Bruno has been hired to score the latest film from horror director Sandra. This is her most controversial work. It is about a childhood friend who was ruthlessly bullied and taunted until they died mysteriously. Bruno has hired a villa in the suburbs to help him finish the work but it is a place with a past. The former occupant disappeared and was never seen again. They left behind a few pieces and when Bruno explores he finds a young woman is hiding out there. She disappears and now it seems as if the place itself is cursed. All is not adding up as the people vanish and strange things are afoot. Add to this the creepy garden keeper that likes to stare in from the windows and look at porn all day long. A strange world indeed has been revealed before his eyes.
Mario Bava was the gravity that pulled many into his orbit and made Italian horror cinema so popular.
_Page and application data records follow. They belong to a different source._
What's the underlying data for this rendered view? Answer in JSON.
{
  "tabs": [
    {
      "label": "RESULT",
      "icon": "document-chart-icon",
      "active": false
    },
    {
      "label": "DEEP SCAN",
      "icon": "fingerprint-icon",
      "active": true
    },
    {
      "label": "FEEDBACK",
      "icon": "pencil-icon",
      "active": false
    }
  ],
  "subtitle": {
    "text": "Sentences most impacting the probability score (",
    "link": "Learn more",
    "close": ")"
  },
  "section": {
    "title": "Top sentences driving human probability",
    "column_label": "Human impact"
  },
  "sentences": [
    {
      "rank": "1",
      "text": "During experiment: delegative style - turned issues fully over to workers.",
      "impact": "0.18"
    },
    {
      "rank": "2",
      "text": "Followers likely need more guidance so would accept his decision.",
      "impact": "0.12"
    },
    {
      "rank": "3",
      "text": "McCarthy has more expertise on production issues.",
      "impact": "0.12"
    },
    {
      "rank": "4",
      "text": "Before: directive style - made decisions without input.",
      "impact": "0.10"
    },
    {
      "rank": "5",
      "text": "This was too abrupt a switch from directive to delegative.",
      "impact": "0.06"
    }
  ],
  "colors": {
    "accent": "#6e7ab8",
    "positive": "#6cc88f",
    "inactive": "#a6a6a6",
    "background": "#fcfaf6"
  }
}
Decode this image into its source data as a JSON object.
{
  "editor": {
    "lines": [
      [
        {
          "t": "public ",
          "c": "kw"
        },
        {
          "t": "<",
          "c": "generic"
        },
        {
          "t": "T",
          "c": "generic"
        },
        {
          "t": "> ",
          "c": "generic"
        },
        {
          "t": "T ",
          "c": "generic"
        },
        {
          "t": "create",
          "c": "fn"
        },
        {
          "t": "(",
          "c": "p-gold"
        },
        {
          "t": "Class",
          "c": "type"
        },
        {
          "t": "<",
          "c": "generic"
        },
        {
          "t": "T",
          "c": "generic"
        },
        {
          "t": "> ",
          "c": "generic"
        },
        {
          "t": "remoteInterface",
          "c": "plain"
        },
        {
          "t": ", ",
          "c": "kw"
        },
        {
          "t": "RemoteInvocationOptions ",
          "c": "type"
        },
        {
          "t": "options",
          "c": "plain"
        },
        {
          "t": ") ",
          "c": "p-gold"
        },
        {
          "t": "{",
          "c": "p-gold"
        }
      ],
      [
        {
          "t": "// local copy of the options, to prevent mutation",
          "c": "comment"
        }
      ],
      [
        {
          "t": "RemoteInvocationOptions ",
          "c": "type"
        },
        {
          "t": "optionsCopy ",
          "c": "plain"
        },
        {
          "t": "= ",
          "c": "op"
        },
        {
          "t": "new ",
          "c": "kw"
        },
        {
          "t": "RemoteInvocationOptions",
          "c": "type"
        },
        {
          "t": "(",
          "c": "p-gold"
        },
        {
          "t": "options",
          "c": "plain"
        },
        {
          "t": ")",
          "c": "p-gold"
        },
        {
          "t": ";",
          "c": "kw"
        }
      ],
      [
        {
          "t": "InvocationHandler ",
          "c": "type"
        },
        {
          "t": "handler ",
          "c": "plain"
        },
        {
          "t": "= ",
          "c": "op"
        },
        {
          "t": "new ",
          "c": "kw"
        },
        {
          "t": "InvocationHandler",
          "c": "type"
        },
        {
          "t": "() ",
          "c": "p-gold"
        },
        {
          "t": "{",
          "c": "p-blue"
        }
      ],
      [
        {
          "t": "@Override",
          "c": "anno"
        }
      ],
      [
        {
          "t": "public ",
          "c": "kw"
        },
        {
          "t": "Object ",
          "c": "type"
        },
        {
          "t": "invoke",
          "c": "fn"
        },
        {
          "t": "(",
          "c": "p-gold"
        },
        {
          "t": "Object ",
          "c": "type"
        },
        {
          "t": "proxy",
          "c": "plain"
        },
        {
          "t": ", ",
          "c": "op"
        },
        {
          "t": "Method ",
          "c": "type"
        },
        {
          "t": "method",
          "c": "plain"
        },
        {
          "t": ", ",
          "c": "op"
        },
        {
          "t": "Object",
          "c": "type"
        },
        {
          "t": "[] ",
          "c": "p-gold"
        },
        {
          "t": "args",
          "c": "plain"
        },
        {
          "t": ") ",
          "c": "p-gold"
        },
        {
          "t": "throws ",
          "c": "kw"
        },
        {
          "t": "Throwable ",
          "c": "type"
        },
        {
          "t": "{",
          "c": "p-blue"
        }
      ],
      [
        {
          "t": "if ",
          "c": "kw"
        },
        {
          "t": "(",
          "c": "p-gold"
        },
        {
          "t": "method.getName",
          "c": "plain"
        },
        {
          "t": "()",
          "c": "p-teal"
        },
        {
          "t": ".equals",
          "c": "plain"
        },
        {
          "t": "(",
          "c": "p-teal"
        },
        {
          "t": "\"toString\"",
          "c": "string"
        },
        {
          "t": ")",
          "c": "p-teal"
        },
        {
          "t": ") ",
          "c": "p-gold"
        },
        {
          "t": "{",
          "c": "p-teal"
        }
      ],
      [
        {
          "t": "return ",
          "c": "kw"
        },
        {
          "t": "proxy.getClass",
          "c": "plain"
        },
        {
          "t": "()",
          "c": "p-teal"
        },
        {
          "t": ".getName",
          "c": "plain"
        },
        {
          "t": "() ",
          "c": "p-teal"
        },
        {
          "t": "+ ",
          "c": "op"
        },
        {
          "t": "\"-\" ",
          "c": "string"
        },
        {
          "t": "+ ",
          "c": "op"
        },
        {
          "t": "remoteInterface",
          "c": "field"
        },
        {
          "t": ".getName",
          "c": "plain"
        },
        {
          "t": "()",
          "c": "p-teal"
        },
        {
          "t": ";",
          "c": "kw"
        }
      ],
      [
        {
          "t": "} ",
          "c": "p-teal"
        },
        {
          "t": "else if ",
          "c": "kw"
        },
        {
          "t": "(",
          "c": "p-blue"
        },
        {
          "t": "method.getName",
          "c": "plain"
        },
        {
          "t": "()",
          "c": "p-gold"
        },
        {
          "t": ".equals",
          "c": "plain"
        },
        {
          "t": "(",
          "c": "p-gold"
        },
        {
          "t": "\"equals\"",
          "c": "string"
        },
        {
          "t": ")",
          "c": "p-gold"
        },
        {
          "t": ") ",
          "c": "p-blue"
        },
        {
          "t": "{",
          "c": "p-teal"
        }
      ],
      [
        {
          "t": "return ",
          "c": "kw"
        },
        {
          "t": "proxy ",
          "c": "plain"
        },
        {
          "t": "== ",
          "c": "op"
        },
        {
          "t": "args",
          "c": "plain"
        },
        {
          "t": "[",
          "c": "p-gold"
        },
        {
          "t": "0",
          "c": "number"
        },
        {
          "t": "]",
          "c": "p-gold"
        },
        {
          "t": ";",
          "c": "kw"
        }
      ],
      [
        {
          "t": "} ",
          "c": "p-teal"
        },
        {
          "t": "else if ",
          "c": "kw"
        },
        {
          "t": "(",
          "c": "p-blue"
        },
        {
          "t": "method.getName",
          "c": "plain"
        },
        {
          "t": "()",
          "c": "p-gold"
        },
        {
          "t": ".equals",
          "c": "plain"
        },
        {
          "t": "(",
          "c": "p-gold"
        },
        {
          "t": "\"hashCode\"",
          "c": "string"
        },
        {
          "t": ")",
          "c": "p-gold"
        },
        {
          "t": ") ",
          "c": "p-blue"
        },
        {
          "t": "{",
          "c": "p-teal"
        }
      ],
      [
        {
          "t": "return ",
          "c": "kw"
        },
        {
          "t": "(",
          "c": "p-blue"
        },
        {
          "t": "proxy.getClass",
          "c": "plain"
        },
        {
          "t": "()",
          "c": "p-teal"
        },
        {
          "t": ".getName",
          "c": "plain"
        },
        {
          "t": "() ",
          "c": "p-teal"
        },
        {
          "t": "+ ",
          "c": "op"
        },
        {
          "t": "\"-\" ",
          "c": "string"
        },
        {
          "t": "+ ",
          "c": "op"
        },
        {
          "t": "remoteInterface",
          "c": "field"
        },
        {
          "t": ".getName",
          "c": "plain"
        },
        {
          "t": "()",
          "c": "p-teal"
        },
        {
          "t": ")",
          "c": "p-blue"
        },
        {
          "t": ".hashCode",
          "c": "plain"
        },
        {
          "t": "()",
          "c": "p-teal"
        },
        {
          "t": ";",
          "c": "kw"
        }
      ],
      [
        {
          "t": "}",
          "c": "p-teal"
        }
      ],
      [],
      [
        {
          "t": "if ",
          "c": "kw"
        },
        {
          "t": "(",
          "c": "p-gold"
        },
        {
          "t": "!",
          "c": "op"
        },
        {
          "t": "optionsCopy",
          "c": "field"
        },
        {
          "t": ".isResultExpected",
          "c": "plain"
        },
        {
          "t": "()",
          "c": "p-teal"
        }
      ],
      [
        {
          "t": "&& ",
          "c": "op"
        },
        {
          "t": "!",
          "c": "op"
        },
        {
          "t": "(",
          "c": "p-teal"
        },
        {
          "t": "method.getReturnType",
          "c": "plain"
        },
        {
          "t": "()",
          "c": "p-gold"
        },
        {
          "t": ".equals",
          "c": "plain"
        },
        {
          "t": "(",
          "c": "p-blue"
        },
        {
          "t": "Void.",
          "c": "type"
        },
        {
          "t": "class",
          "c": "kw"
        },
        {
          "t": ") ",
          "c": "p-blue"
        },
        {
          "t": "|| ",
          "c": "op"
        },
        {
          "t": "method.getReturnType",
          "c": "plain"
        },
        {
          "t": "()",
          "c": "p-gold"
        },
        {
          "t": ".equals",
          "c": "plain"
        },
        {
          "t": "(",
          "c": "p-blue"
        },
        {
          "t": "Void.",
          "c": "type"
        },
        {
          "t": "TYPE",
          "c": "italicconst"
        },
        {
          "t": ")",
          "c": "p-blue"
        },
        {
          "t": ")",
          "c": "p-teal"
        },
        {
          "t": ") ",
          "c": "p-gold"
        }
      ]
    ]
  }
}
His contribution cannot be understated in regards to the growth of the 60s and 70s Italian film as a competitor to American cinema. He inspired many great film makers and some of his films have created such adoration as to be remade into films that you know and love. Alien for instance is a rip from his 1965 film The Planet of the Vampires. Yes that film you thought was unique and Ridley’s vision is almost chapter and verse a steal from this great man. So when Lamberto Bava, his son came to direct it would be hard for him to escape this shadow. So he did what anyone in this position would, he literally made films in the same genre as his father and as replication of his peers. In truth his films were less successful but they still have wonderful imagination.
As genre cinema that is directly inspired by the work of others, he was a master. Take A Blade in the Dark as an almost standing ovation to that other master work of Italian cinema Tenebrae. The use of camera as POV for the killer is Hitchcock and Argento heavy. The wonderful tracked movement through clean and clear spaces that are explored and investigated are like Bava senior. The compositions that create reflection and are bold. The diffusion of scenes that build tension are brilliant in experiment. With the story it is hard to get as excited. Film within a film is a familiar format. The idea that film could use itself as inspiration has existed since its very creation and here it is not venturing into new grounds. This technique makes the film become very laboured toward the middle half of the second act. You know what is going to happen and yet have to wait while un needed exposition is dealt with. Albeit beautiful and technically well shot exposition.
I want to highlight that above point however. A Blade In The Dark has actually taken another film as its direct inspiration. It has taken that film and reflected this inspiration in its use of another film. Very postmodern I know but hold on a second. That is what Bava did best. He took his fathers gothic desire and made Macabre, Here he has taken his friend Argentos film and made it an homage to his work. Argento perfected the stalk and slash and so has Bava in its filmed construction. This visual homage has all been lovingly detailed in the new remastered Blu ray. A treat to rewatch and re engage with. The sound also feels cleaner and less baggage as the older DVD versions had. They cracked and whistled slightly but enough to annoy and deter. The extras however are weak and this is very sad. 88 Films are working on this and trying to build from a small base.
- Interview with Cinematographer Gianlorenzo Battaglia (Opens a door on the visual style but little else)
- Archive Q&A with Lamberto Bava, moderated by Calum Waddell (This is great and Calum is a superb interviewer!)
- Region Code: B
- Picture Format: HD 1080p 1.66:1
- Audio Format: LPCM Mono